For each line of the data that includes the word "this", copy the line.

(Source records)
┌──

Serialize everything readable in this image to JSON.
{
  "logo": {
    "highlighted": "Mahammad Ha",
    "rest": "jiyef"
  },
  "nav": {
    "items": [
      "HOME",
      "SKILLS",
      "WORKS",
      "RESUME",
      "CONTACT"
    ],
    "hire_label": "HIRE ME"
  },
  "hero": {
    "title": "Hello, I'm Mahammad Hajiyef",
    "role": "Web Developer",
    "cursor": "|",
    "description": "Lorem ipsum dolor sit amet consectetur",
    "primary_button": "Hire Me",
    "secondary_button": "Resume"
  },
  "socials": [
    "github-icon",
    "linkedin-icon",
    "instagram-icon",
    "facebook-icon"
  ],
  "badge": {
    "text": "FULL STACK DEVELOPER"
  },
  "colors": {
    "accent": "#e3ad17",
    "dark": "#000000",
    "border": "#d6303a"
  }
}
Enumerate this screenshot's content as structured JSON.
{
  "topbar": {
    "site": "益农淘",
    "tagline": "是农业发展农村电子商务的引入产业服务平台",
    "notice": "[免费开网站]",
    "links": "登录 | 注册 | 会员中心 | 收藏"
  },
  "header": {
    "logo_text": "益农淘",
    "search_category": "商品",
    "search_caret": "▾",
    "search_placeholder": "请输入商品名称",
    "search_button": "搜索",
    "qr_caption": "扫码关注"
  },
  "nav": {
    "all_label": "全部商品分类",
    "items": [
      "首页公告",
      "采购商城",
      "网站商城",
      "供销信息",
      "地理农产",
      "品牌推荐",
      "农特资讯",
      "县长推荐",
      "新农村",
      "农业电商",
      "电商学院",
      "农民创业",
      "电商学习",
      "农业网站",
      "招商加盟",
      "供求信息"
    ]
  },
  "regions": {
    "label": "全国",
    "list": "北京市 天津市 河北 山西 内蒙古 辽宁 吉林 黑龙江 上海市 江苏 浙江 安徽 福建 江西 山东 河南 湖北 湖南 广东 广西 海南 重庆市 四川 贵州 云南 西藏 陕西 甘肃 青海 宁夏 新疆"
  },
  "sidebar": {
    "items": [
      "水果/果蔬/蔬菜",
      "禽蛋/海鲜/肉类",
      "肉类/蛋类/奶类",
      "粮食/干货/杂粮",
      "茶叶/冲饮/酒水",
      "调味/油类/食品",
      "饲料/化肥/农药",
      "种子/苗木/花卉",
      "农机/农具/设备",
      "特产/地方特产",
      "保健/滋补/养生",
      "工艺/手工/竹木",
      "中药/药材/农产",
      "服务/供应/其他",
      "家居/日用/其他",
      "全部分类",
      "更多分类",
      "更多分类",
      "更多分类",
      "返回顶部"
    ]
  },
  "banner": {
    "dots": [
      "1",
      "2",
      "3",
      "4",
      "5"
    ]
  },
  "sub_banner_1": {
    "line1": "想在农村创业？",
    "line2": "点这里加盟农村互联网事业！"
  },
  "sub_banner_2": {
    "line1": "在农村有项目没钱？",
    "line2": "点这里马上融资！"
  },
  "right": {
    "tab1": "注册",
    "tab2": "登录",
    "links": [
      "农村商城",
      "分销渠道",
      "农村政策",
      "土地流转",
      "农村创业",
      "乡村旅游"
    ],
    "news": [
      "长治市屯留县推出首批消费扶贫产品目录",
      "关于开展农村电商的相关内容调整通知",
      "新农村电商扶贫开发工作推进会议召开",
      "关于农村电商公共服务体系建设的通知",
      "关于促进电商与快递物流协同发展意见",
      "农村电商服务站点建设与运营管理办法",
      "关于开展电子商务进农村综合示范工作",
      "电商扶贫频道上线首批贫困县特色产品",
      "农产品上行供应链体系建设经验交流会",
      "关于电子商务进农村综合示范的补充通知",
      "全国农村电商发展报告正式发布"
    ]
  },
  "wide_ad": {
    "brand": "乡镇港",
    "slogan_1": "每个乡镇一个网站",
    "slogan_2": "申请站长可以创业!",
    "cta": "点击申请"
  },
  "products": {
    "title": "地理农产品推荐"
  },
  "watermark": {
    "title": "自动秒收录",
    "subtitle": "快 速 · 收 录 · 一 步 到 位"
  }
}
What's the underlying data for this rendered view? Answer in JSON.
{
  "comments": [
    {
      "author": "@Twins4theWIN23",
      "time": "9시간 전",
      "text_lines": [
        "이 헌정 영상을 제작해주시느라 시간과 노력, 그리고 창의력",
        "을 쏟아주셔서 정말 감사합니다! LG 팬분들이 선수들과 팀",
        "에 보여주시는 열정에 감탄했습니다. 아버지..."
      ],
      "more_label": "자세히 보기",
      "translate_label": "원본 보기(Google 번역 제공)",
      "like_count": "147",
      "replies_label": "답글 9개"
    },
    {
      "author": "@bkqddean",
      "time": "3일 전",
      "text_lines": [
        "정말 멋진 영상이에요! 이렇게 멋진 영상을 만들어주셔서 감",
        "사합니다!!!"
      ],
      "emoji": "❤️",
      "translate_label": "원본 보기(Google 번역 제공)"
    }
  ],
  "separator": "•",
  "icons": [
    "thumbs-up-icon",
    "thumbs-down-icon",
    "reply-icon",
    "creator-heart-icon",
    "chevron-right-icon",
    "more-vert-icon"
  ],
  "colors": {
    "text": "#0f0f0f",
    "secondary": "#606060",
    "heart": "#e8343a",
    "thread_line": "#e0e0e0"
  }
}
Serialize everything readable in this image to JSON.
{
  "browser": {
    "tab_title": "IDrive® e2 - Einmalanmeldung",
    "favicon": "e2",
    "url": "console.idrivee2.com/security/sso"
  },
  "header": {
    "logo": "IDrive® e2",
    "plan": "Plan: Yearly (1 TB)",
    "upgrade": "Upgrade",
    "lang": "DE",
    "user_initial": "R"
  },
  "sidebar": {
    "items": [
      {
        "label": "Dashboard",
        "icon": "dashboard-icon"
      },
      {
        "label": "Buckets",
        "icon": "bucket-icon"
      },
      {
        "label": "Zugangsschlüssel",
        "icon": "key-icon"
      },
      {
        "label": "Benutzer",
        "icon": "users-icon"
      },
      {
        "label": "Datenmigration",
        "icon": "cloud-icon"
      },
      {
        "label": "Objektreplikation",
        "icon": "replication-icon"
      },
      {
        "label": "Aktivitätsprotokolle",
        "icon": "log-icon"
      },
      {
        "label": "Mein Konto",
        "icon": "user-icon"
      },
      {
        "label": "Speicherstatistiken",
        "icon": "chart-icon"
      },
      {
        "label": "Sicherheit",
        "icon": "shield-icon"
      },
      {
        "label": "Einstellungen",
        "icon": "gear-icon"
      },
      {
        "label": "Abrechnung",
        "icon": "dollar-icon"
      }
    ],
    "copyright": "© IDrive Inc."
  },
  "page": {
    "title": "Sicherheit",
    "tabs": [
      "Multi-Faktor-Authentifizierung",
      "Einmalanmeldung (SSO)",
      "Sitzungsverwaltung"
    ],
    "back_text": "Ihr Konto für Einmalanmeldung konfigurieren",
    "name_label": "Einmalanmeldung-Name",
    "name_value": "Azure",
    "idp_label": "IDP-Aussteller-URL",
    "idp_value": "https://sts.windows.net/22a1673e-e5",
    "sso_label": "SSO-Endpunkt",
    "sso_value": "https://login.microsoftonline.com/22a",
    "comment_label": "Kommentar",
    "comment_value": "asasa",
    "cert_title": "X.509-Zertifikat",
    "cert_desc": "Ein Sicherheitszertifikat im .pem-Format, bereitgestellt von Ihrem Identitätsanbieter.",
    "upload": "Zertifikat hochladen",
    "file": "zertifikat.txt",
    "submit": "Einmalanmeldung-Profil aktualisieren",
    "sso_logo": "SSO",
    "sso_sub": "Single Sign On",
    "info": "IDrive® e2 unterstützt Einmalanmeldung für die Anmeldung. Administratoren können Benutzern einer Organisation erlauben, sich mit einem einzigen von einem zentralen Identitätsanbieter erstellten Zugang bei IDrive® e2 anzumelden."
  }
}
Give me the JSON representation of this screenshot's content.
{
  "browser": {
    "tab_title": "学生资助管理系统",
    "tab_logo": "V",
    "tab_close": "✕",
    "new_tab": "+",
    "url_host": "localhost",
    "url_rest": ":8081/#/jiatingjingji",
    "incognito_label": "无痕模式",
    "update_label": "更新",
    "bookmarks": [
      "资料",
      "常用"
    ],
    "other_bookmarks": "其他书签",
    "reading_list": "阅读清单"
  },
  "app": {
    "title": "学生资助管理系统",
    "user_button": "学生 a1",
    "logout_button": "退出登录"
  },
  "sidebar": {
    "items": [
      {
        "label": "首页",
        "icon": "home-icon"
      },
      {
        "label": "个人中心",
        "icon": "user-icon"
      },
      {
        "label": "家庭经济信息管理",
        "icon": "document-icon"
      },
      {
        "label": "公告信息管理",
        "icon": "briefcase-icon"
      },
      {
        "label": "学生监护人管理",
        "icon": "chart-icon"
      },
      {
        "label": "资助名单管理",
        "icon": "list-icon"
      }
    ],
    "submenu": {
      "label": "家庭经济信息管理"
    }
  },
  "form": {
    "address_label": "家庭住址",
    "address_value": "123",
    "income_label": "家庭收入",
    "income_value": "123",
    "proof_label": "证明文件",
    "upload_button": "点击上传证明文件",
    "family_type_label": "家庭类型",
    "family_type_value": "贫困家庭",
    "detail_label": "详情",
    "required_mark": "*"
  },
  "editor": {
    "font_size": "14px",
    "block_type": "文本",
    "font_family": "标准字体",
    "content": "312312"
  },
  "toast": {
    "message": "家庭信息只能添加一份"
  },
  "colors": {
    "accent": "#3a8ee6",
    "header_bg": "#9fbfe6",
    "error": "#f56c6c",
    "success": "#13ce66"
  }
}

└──

- _Completed exercise_
Serialize everything readable in this image to JSON.
Enumerate this screenshot's content as structured JSON.
What's the underlying data for this rendered view? Answer in JSON.
Serialize everything readable in this image to JSON.
Give me the JSON representation of this screenshot's content.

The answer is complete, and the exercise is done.